Task directions ::
Find the word "포스피드" in the listing; pull out each line holding it.
———
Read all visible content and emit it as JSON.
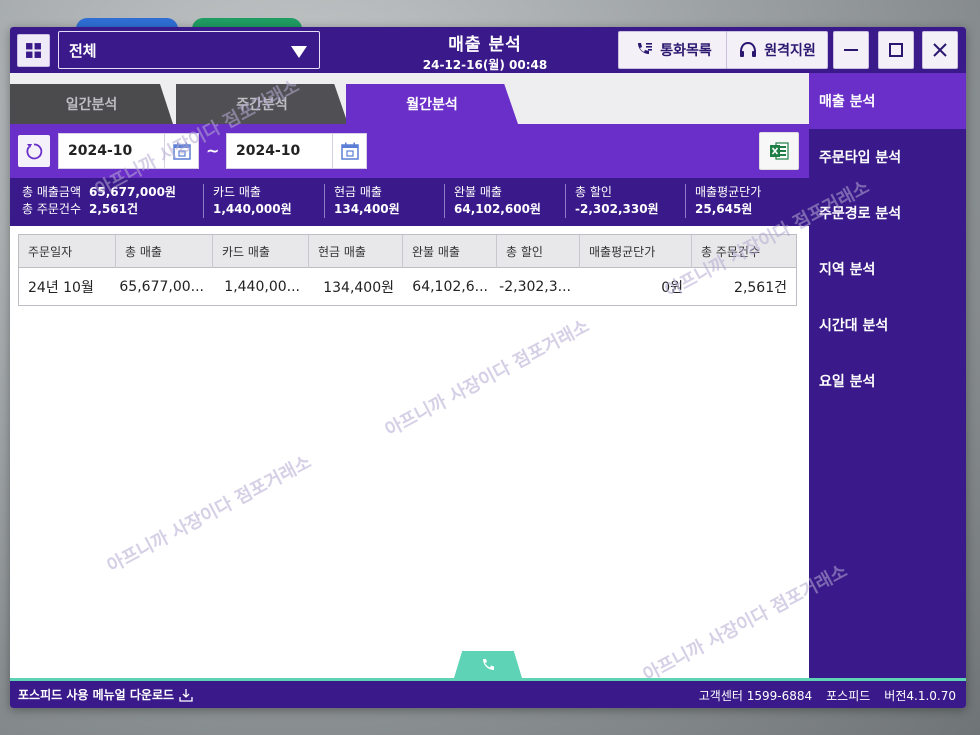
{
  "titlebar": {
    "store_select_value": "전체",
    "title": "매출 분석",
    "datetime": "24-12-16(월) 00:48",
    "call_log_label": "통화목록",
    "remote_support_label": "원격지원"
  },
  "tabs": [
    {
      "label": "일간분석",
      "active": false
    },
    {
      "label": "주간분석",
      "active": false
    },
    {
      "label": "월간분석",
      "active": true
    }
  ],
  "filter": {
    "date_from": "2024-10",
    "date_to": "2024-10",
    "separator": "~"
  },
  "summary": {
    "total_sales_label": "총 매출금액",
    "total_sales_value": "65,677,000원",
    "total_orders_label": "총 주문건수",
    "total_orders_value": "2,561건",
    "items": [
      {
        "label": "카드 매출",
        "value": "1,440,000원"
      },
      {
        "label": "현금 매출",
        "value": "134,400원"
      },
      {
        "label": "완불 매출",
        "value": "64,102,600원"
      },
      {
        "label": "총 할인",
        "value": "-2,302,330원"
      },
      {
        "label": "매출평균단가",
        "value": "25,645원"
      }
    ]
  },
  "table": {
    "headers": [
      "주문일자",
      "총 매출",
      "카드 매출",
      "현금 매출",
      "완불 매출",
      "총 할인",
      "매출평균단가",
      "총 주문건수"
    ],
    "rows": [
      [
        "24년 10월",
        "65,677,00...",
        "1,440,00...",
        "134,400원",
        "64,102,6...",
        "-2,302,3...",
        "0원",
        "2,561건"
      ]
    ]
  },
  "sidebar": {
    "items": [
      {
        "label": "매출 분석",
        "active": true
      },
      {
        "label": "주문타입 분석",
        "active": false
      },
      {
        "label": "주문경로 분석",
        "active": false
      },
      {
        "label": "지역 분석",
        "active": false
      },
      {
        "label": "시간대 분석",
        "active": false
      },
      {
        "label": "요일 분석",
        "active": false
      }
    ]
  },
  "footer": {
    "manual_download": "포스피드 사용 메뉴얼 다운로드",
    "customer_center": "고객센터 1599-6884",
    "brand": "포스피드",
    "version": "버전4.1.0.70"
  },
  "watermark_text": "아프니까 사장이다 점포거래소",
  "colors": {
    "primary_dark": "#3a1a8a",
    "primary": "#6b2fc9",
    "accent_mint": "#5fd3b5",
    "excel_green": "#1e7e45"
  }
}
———
The completed task ::
    "manual_download": "포스피드 사용 메뉴얼 다운로드",
    "brand": "포스피드",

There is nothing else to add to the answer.